A trend seen in higher education today is the growing number of scholars touting “ecofeminism” and “ecosexuality.”
Several years ago it was a little less common, but it could found here and there, such as the Santa Monica College professor in 2016 who took her students on an “EcoSexual Sextravaganza” field trip to marry and have sex with the ocean.
Later that year, a class called “Ecofeminism” at the University of South Carolina was given the distinction from Young America’s Foundation as one of the “Most Bizarre and Politically Correct College Courses” of the year. That class was described as an “exploration of the connections between oppression of women and oppression of nature.”
In 2017, The College Fix featured one of the professors leading the charge to advance the topic in higher education, a UC Santa Cruz scholar who touts a movement that basically goes something like this: have sex with the Earth to save it.
In January 2018 we covered a “Feminist Science” event that taught researchers how to do “socially just science.” In August of 2018, a St. Mary’s College of Maryland professor made headlines for touting “ecosexuality” as an “environmental activist strategy.”
Now, as 2019 begins, the trend appears to be gaining more and more steam.
“The number of classes focused on the study of ‘ecofeminism’ has recently grown. New courses are set to take place in the upcoming spring semester of 2019 at colleges that include Yale, University of Florida, and Wesleyan, among others across the country,” Townhall reports.
Reporter Zachary Petrizzo rounded up some of the class descriptions in his Townhall article:
Swarthmore College will again offer a class titled “Ecofeminism(s)” this coming semester which will focus on the central “themes and histories of ecofeminist theories and praxis.” The University of Massachusetts-Dartmouth will also offer a new class this spring titled, “Ecofeminism: Philosophy & Practice” which seeks to focus on the “study of ecofeminism as systems of oppression based on race, class, gender, sexuality, and ethnicity that stem from a cultural ideology that enables the oppression of nature.”
Iowa State University will also offer an “Ecofeminism” class again in the spring of 2019 that will focus on “women’s relationships with the earth, non-human nature, and other humans.” The course description adds that the class will seek to understand “society’s treatment of women and nature; origins of ecofeminism and how it relates to the science of ecology, conventional and sustainable agriculture as well as how ecofeminism relates to other branches of feminist philosophy.”

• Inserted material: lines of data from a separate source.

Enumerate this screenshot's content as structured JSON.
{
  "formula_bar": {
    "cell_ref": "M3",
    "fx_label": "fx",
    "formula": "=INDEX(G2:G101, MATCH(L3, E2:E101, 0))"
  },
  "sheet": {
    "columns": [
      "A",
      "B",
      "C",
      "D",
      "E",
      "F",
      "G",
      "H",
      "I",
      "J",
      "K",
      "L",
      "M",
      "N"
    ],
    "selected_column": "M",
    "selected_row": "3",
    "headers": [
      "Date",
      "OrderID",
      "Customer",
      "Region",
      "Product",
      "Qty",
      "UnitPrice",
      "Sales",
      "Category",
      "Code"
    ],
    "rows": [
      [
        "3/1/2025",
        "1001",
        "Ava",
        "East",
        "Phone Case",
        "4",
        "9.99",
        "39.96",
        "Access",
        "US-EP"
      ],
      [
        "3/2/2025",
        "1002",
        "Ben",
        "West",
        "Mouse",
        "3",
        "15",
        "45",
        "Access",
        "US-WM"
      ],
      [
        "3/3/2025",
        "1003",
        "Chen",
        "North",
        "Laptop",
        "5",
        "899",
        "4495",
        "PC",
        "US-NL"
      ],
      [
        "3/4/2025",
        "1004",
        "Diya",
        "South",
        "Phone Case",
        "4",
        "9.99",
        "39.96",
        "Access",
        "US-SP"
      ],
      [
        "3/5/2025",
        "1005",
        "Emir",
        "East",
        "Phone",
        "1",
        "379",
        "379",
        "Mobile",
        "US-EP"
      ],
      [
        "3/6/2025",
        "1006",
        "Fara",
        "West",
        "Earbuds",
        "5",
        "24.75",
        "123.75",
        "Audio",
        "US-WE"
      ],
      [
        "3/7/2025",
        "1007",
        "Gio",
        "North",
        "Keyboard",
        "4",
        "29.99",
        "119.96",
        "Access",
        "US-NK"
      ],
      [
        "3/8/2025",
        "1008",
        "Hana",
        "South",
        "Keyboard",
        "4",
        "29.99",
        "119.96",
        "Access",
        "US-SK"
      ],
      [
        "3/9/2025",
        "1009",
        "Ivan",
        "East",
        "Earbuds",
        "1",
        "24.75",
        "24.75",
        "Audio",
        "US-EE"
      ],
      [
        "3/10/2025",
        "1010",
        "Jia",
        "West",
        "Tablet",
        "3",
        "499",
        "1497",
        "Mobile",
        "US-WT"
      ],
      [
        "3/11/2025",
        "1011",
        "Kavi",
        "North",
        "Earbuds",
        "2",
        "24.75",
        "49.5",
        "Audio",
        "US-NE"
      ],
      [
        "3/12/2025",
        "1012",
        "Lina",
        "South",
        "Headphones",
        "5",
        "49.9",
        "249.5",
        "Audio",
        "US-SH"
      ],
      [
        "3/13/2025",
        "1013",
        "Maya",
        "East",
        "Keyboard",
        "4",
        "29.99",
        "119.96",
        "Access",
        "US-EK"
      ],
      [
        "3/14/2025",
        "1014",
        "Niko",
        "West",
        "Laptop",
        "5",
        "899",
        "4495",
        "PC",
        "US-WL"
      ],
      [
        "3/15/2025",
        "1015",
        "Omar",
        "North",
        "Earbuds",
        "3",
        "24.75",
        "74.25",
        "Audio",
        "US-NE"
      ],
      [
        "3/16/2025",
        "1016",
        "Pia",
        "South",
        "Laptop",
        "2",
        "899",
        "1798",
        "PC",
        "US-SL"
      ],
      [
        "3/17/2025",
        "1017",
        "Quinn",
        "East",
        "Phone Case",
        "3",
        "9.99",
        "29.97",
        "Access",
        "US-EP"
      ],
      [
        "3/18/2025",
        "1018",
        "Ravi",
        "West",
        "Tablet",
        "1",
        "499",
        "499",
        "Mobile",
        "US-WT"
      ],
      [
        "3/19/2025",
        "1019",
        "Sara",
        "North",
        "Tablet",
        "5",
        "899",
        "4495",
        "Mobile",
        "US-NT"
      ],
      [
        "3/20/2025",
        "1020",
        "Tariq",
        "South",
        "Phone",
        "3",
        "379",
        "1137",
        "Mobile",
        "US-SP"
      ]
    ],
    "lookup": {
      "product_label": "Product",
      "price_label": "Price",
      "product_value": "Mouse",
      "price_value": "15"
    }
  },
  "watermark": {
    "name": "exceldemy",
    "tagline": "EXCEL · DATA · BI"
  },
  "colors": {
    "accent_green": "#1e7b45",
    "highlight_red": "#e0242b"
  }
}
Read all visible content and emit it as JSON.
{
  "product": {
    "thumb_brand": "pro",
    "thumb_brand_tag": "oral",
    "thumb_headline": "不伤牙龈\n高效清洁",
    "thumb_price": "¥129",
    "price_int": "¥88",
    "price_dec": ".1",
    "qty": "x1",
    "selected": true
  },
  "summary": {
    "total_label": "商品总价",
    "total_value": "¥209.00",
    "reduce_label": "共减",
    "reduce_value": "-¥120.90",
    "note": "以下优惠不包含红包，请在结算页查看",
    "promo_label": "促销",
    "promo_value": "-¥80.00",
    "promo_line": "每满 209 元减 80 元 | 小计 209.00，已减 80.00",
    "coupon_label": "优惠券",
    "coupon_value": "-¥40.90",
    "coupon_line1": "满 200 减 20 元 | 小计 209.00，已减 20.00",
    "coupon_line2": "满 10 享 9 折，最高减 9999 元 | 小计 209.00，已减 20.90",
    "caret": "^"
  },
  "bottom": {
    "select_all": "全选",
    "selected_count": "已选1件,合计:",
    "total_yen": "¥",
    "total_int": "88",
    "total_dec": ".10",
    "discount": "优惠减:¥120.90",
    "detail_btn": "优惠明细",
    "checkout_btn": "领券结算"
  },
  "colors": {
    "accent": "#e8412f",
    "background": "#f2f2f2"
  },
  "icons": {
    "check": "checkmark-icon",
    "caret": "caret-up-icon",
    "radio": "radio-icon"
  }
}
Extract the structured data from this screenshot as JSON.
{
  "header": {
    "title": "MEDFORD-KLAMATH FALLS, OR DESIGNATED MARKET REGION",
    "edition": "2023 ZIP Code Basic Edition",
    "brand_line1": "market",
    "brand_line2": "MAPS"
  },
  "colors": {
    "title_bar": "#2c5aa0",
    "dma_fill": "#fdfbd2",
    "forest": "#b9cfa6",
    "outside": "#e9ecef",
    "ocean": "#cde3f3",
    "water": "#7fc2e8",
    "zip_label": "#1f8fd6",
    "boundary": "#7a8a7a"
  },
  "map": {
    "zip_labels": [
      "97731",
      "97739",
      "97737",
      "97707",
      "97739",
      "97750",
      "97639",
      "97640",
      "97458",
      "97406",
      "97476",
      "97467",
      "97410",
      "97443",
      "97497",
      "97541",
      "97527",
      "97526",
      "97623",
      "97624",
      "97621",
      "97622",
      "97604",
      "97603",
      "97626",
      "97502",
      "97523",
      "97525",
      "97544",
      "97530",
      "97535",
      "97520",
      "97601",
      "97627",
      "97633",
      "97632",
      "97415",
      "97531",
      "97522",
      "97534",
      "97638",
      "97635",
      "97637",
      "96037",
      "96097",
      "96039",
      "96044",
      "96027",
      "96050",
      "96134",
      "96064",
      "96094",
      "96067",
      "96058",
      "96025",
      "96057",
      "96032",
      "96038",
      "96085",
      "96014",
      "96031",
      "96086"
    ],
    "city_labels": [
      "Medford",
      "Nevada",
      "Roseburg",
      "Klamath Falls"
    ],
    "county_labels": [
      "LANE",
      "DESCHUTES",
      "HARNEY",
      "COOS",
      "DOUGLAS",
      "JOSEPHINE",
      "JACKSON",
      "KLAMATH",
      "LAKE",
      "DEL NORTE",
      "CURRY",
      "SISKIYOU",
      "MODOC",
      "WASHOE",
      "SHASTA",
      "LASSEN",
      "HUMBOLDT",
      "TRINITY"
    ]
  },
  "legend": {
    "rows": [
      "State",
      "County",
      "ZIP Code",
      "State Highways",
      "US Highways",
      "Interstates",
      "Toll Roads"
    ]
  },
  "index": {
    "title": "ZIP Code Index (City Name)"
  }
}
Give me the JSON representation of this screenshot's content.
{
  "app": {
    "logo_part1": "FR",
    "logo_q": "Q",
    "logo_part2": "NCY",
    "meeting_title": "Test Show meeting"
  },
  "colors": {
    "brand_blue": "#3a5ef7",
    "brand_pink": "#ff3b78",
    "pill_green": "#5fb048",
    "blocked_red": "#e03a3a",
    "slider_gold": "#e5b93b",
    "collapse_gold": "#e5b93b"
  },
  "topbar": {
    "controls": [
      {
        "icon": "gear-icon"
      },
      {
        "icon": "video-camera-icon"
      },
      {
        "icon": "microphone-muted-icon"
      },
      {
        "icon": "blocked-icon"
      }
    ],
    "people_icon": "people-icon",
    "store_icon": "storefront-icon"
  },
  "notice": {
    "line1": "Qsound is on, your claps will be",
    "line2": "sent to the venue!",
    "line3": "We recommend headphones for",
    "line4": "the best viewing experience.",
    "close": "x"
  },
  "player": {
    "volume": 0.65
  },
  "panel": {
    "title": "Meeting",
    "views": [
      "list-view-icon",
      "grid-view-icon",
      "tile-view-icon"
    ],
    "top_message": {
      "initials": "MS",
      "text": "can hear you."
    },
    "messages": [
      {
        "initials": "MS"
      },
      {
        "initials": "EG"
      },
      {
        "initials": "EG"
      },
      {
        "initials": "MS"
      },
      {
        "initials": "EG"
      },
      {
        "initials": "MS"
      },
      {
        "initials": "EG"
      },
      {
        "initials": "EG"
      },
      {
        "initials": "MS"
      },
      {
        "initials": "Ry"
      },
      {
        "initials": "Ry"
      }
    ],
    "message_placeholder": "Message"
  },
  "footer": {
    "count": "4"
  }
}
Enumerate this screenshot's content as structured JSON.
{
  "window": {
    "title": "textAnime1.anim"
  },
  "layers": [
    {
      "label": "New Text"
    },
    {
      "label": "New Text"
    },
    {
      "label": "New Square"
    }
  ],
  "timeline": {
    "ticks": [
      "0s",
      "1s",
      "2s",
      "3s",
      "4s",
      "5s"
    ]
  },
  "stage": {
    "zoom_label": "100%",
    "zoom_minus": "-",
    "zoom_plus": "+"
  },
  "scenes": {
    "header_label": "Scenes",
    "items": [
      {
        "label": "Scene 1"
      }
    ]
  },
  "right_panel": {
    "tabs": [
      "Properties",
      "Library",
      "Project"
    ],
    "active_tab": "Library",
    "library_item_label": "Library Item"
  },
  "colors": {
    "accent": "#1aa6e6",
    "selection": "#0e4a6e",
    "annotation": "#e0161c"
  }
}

The College of New Jersey will also join the trend this coming spring by offering a “Ecofeminism” course for students. The class is set to focus on the “domination of women, and the domination of nature are fundamentally connected, ecofeminism offers a distinctive, interdisciplinary lens on the world…”